ProShares UltraShort Russell2000 Growth (SKK)

As in “Simple Sector ETF Momentum Strategy Performance” and “Doing Momentum with Style (ETFs)”, we consider a basic momentum strategy that allocates all funds at the end of each month to the ETF with the highest total return over the past six months (6-1). Using monthly adjusted closing prices for the 12 leveraged style ETFs and S&P Depository Receipts (SPY) over the period April 2007 through November 2011 (only 56 months), *we find that:* Keep Reading

**December 22, 2011** - Momentum Investing, Volatility Effects

A subscriber suggested applying simple momentum trading strategies to a set of leveraged equity style (size, value-growth) funds. It seems plausible that leverage may make funds react quickly and strongly to business cycle shifts that affect style performance. However, the costs of maintaining leverage are countervailing. Historical data for leveraged style funds is very limited, so we test instead a set of seven ProFunds 1.5X leveraged sector mutual funds, all of which have trading data back at least as far as December 2000:

ProFunds UltraSector Oil & Gas Inv (ENPIX)

ProFunds UltraSector Financials Inv (FNPIX)

ProFunds UltraSector Health Care Inv (HCPIX)

ProFunds Real Estate UltraSector Inv (REPIX)

ProFunds Telecom UltraSector Inv (TCPIX)

ProFunds Technology UltraSector Inv (TEPIX)

ProFunds Utilities UltraSector Inv (UTPIX)

As in “Simple Sector ETF Momentum Strategy Performance” and “Doing Momentum with Style (ETFs)”, we consider a basic momentum strategy that allocates all funds at the end of each month to the mutual fund with the highest total return over the past six months (6-1). We also consider a more cautious strategy that allocates all funds at the end of each month either to the mutual fund with the highest total return over the past six months or to cash depending on whether the S&P 500 Index is above or below its 10-month simple moving average (6-1;SMA10). Using monthly adjusted closing prices for the seven leveraged sector funds, the S&P 500 index, 3-month Treasury bills (T-bills) and S&P Depository Receipts (SPY) over the period December 2000 through November 2011 (132 months), *we find that:* Keep Reading

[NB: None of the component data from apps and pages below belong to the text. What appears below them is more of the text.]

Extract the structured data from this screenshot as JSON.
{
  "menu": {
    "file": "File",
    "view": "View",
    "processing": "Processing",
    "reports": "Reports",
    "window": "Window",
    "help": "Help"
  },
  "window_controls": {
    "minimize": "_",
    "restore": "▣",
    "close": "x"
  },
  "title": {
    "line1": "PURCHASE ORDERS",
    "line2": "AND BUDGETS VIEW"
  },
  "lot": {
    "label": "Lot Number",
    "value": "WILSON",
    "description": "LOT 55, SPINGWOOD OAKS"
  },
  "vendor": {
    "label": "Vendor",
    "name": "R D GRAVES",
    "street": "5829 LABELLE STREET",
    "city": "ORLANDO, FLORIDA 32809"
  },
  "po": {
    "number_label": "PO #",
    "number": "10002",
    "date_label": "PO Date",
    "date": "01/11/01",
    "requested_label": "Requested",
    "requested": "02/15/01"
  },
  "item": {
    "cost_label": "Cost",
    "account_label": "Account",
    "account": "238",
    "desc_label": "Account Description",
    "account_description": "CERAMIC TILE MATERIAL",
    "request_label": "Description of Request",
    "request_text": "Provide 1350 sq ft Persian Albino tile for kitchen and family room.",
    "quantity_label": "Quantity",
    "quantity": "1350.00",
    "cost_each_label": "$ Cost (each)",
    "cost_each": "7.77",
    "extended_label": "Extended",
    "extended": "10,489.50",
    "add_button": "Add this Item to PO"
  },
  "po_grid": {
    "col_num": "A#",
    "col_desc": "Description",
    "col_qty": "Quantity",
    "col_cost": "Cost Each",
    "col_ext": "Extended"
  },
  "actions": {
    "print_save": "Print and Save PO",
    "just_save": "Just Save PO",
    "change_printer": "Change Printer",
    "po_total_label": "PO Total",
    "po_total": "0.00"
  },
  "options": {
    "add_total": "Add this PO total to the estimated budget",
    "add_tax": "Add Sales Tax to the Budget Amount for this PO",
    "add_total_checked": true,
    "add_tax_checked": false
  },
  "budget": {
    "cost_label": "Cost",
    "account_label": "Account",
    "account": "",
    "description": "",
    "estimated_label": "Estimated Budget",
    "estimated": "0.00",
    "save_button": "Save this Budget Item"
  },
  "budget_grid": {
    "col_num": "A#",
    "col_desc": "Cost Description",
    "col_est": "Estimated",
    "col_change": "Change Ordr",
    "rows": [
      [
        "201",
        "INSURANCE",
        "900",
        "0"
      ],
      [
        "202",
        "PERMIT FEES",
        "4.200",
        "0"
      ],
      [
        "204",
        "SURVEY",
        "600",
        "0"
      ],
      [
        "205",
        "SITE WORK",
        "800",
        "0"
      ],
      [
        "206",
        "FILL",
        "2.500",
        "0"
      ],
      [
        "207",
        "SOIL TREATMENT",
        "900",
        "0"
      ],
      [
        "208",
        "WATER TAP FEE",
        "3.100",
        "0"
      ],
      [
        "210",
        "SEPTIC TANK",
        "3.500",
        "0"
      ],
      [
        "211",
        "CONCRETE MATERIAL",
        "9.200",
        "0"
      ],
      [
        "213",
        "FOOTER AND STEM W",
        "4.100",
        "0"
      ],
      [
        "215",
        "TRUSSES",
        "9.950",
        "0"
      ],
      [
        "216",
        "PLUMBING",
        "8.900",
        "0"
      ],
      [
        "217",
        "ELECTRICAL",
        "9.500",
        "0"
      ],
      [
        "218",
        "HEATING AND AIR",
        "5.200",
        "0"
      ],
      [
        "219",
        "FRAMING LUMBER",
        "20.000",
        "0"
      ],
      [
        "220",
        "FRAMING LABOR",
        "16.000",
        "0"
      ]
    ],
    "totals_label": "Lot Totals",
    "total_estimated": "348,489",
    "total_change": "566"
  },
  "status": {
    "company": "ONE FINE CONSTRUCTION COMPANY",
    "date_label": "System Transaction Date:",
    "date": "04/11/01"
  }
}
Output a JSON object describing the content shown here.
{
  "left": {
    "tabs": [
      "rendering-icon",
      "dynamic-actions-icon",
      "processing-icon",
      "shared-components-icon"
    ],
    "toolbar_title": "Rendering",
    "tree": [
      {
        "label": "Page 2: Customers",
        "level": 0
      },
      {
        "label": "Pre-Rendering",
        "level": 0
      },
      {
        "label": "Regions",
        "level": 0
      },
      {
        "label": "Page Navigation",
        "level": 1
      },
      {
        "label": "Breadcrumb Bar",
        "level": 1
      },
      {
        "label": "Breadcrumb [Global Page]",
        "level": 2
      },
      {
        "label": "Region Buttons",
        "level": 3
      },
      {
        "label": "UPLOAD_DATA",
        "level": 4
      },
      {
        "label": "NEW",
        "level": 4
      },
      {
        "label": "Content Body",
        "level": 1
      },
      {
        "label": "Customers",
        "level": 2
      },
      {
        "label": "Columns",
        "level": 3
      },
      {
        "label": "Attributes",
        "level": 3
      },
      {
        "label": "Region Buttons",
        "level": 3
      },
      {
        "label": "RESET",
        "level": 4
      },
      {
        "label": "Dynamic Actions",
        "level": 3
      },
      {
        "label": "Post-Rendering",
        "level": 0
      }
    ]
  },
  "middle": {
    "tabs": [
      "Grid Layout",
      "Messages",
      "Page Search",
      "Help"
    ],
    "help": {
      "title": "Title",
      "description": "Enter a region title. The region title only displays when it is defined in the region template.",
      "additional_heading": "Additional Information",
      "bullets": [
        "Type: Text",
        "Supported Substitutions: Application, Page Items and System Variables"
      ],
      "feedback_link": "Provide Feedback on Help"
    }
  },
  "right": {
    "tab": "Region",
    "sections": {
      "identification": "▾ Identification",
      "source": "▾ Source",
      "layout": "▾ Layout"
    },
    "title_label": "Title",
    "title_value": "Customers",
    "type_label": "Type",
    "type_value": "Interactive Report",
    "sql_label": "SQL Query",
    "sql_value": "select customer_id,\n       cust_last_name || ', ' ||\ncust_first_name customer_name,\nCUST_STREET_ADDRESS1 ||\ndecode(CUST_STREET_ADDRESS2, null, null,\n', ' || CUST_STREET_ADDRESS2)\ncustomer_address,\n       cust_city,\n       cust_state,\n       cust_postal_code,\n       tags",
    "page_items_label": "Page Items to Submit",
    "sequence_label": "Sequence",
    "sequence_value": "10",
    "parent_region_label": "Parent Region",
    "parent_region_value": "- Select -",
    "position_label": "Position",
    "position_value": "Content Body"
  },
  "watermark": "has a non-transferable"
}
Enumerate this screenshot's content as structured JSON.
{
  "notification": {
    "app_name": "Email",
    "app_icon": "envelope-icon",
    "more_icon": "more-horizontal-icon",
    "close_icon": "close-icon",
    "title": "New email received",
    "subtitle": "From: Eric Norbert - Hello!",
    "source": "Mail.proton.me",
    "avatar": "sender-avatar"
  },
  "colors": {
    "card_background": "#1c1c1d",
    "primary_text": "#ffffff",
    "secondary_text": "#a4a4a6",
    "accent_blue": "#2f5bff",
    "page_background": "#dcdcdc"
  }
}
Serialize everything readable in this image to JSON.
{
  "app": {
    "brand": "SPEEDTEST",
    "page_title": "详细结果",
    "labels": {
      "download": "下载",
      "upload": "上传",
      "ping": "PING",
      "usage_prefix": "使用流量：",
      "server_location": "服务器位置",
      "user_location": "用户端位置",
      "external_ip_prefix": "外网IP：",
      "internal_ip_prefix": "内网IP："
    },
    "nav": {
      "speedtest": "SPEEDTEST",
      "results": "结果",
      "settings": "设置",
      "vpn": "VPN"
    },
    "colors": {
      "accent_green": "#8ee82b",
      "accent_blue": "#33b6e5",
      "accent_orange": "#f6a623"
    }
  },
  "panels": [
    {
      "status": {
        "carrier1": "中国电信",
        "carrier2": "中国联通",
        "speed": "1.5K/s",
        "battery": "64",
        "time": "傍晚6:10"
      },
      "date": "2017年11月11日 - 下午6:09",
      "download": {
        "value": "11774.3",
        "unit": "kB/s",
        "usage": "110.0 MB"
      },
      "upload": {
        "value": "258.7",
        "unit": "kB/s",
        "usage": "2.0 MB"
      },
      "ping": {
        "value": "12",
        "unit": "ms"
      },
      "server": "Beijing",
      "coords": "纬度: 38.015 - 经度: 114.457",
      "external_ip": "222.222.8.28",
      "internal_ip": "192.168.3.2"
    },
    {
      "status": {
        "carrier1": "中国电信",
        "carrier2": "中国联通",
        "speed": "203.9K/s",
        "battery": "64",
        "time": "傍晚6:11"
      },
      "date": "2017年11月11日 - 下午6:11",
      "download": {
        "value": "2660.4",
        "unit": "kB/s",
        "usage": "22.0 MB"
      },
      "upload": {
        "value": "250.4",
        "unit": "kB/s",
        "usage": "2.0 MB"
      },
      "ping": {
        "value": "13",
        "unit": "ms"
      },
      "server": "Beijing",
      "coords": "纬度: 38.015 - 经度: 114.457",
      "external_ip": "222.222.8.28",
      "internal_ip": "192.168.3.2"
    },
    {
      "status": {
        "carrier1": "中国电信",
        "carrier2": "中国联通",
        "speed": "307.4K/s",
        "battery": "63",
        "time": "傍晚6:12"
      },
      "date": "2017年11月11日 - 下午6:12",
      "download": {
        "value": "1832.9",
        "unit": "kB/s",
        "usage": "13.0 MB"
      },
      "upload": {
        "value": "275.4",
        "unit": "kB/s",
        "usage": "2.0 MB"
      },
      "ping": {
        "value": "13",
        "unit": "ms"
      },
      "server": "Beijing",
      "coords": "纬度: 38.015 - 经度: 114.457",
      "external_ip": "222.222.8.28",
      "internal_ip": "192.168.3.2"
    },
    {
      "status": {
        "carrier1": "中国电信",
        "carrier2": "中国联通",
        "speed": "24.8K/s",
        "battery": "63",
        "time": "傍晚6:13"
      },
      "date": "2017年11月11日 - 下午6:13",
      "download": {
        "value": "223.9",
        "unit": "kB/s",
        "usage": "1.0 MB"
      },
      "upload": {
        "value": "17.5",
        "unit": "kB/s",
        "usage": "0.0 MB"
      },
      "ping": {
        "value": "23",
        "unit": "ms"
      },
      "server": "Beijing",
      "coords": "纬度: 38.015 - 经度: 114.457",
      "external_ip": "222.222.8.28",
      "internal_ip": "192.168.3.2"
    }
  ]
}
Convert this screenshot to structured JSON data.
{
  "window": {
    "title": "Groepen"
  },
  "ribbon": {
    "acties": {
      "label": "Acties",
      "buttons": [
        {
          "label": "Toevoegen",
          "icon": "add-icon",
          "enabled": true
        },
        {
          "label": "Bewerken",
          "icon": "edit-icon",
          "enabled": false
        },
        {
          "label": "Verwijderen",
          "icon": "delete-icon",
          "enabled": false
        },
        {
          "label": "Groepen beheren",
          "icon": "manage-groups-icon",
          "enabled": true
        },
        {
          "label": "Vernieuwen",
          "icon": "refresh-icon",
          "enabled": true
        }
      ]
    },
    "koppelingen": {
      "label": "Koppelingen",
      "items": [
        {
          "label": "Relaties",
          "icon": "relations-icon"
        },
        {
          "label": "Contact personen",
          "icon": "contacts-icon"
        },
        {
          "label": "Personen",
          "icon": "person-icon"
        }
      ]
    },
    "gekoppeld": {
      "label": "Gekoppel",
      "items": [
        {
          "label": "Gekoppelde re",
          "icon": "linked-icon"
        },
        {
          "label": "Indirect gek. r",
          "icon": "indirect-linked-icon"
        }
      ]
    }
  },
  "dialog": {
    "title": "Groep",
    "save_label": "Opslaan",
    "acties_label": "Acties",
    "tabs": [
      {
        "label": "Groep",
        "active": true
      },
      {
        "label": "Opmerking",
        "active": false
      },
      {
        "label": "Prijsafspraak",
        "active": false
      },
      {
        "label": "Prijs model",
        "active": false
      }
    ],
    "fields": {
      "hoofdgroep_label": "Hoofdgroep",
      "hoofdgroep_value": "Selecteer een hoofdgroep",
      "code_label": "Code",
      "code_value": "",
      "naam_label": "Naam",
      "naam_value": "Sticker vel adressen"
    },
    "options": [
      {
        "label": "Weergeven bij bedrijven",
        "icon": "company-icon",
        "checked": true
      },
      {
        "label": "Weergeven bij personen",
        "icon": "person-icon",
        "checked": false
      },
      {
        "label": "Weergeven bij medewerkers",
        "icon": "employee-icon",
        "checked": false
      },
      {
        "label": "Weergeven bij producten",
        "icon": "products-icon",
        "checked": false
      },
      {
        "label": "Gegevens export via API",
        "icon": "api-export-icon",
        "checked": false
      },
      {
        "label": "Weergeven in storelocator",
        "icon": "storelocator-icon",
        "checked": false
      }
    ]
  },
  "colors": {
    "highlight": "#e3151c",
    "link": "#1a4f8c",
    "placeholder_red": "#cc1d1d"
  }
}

**December 21, 2011** - Bonds, Equity Premium, Strategic Allocation, Volatility Effects

Should investors believe in the superiority of stocks for the long run and bonds for the short run? In his December 2011 paper entitled “Stocks, Bonds, Risk, and the Holding Period: An International Perspective”, Javier Estrada examines how the absolute and relative risks of stocks and bonds evolve as investment horizon grows (time diversification). Considering both annual and cumulative returns and various measures of variability/risk, he focuses on the question of whether stocks become less risky than bonds for long holding periods. Using annual total returns for stocks and bonds in 19 countries during 1900 through 2009, *he finds that:* Keep Reading